Creator Andrew Cohen returns to his combination of humorous visuals and verse in another edition of short, illustrated poems that show a strong sense of comedy and drawing skills.
It's been awhile since the first issue, but it was worth the wait, because these short stories from Cohen are always a lot of fun. A combination of Dr. Seuss-like verbal wordplay, themes right out of a blues bar, and just a touch of horror, Andrew mixes everything together until we get the silly and the serious in just about equal doses.
This one leads off with a set of witches upset because someone has stolen their sandwich. Playful rhymes mix with a variety of ghoulish depictions until we find a most unlikely culprit. We then move into one of my favorites in this mini, King Wally, about a lonesome king who finds his purpose by turning into a tree. Drawn with thick ink lines and sparse backgrounds that keep the reader focused on King Wally, he slows transforms as the couplets describe what's happening. This one felt like something out of Grimm, and was a great treat.
The Death of a Damn Bad Man moves more into the adult realm, though the rhyme scheme remains similar to the two previous stories. Cohen's art on this one shows a lot of variety, from the cartoonish daughter in a polka dot dress to the looks of men on the wrong end of a gun, each of whom gets a distinctive look of panic. There's dead bodies and lost souls, all leading up to the punning end of the story.
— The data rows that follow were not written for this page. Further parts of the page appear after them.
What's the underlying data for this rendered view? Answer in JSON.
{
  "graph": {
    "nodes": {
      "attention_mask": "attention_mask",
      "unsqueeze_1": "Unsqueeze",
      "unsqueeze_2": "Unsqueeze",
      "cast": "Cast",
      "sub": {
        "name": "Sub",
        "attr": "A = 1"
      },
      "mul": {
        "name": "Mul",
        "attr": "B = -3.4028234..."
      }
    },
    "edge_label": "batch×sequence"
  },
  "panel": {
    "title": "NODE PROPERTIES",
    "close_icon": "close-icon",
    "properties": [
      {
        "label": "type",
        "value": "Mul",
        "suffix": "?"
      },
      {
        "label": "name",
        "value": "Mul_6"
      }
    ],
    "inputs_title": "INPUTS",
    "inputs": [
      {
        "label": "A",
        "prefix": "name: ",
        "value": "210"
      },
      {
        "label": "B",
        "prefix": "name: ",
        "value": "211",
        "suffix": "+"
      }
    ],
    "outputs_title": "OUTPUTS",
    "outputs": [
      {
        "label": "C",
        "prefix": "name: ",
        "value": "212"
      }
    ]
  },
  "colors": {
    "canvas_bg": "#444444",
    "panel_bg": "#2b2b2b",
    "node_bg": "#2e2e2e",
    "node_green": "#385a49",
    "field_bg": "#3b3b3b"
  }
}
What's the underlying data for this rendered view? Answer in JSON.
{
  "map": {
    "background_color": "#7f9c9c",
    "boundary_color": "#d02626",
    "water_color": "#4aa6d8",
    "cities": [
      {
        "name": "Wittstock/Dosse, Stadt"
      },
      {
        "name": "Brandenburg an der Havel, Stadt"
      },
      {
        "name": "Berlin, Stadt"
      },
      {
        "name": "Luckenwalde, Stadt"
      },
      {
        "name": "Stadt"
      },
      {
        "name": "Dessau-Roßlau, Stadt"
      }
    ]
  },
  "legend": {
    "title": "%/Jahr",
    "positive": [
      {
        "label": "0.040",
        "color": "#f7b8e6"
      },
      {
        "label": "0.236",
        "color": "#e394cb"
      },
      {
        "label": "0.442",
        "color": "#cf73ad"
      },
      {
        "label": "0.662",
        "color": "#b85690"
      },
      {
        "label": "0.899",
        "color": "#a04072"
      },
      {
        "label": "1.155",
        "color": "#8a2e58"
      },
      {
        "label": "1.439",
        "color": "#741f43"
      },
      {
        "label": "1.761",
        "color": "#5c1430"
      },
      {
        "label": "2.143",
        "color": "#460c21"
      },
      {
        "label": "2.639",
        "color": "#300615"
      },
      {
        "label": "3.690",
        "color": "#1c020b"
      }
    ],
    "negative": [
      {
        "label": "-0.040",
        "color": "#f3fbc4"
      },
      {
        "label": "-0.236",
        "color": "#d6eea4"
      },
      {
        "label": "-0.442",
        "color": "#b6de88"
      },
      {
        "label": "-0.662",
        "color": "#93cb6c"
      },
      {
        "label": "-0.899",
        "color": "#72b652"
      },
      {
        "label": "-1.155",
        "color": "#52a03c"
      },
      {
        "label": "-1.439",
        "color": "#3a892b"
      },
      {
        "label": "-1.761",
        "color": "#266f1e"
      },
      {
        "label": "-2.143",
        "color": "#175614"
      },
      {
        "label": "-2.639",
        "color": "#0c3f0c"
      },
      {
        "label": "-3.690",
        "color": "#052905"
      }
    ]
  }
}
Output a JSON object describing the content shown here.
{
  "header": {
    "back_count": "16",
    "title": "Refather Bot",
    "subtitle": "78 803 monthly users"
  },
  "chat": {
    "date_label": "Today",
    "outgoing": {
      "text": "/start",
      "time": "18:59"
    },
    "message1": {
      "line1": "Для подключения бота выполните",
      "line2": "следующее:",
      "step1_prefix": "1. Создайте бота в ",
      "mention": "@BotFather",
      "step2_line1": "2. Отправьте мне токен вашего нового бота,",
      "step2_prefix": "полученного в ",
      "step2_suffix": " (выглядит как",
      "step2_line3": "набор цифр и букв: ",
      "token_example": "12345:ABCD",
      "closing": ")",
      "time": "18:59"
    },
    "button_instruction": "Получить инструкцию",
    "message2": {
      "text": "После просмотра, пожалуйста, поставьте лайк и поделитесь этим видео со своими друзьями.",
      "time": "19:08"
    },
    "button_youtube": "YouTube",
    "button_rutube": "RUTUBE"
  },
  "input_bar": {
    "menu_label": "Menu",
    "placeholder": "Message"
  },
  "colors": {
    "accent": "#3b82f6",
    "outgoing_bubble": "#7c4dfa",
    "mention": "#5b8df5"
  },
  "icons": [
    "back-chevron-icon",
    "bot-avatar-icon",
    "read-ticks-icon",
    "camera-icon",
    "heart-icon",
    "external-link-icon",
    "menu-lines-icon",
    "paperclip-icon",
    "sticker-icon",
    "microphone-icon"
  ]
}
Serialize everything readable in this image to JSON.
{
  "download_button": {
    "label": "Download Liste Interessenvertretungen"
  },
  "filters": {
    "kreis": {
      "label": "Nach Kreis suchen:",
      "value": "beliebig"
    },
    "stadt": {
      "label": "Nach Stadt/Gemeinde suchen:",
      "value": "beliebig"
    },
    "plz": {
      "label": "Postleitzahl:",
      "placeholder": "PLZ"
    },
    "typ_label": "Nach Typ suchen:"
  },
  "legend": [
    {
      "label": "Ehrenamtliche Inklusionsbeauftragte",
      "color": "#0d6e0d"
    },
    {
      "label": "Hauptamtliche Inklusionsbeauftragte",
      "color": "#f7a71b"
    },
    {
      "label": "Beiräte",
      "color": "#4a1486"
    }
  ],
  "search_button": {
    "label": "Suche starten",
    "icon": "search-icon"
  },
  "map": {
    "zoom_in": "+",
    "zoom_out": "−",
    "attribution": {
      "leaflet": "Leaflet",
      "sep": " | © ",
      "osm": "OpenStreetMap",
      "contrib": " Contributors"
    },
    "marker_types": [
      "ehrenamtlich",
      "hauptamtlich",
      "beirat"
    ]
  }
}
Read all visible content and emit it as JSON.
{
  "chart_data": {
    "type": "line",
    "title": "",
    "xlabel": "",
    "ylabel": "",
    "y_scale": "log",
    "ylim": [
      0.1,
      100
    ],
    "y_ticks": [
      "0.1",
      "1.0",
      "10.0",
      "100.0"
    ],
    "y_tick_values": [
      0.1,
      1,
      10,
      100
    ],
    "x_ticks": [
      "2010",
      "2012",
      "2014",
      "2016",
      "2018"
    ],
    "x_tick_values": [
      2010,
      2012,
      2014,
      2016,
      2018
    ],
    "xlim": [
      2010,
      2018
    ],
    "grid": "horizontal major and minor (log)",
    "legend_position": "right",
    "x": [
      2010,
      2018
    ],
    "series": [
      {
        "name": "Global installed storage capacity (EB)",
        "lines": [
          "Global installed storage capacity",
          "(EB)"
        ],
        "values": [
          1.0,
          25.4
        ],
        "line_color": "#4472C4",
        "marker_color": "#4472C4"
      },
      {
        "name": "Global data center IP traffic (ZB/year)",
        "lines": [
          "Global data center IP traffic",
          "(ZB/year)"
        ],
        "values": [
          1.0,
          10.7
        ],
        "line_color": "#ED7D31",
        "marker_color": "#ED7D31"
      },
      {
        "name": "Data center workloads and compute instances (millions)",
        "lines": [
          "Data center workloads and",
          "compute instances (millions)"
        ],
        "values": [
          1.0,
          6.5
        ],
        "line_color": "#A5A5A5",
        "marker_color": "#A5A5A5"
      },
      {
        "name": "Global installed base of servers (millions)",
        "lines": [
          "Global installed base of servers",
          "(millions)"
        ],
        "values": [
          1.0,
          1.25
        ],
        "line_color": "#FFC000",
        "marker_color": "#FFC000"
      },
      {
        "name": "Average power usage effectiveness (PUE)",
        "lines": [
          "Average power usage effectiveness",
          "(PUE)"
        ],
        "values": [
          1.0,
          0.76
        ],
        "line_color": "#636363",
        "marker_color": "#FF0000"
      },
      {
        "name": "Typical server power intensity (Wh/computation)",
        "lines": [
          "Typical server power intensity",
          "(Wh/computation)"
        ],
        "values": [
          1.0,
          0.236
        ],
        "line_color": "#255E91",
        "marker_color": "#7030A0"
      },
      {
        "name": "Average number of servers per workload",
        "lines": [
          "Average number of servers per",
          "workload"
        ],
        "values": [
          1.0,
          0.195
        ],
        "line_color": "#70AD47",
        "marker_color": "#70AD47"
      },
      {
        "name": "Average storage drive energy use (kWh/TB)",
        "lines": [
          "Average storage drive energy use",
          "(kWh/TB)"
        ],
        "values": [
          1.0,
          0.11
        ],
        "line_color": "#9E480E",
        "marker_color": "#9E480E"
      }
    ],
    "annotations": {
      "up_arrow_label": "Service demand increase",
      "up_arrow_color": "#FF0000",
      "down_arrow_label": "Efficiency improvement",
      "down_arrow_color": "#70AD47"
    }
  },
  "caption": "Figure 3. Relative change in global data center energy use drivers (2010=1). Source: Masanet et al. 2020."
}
Mightier than the Man finds Cohen in familiar territory, playing with the fourth wall as he does so successfully in Dr. W. A cartoonist with a smiley face for a head (which I think is a trick Ditko has used, too, if memory serves) narrates a story about how the creator must continue to create, with a strong sense of metaphor while the illustrations drive them home. Cohen shows a fountain pen coming out of the cartoonist' vein, shows ink dripping like blood, and in other cases, tries to kill himself but the pen won't let him die. It's a literary grotesque, and another highlight of the mini.
Howzit Funnies #2 ends with a more playful take on the creator-tools relationship, with a pencil looking incredibly stupid (big nose, mis-matched eyes) and a paper whose wit is as sharp as its nagging tongue and gesturing hand. The bald creator (looking a bit like a cartoon version of Ike) decides to do away with both of them, saving himself the grief. It's a cute ending for the book, and again displayed Cohen's range.
Howzit Funnies #2 is a great little humor book from a man who understands how to make the genre work, and I hope the time between issues 2 and 3 isn't nearly as long, because I'd love to see more of this soon.